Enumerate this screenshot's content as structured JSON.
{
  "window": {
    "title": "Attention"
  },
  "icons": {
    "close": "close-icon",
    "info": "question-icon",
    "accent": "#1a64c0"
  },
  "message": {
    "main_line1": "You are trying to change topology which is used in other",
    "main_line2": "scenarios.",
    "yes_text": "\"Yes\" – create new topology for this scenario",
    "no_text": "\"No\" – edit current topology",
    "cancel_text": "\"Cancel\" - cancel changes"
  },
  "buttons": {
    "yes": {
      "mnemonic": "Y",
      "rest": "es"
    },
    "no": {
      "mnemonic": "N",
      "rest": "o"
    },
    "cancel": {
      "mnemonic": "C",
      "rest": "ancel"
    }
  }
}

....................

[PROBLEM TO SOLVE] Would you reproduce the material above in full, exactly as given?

[ANSWER FOR THE TASK]
Enumerate this screenshot's content as structured JSON.
{
  "window": {
    "title": "Attention"
  },
  "icons": {
    "close": "close-icon",
    "info": "question-icon",
    "accent": "#1a64c0"
  },
  "message": {
    "main_line1": "You are trying to change topology which is used in other",
    "main_line2": "scenarios.",
    "yes_text": "\"Yes\" – create new topology for this scenario",
    "no_text": "\"No\" – edit current topology",
    "cancel_text": "\"Cancel\" - cancel changes"
  },
  "buttons": {
    "yes": {
      "mnemonic": "Y",
      "rest": "es"
    },
    "no": {
      "mnemonic": "N",
      "rest": "o"
    },
    "cancel": {
      "mnemonic": "C",
      "rest": "ancel"
    }
  }
}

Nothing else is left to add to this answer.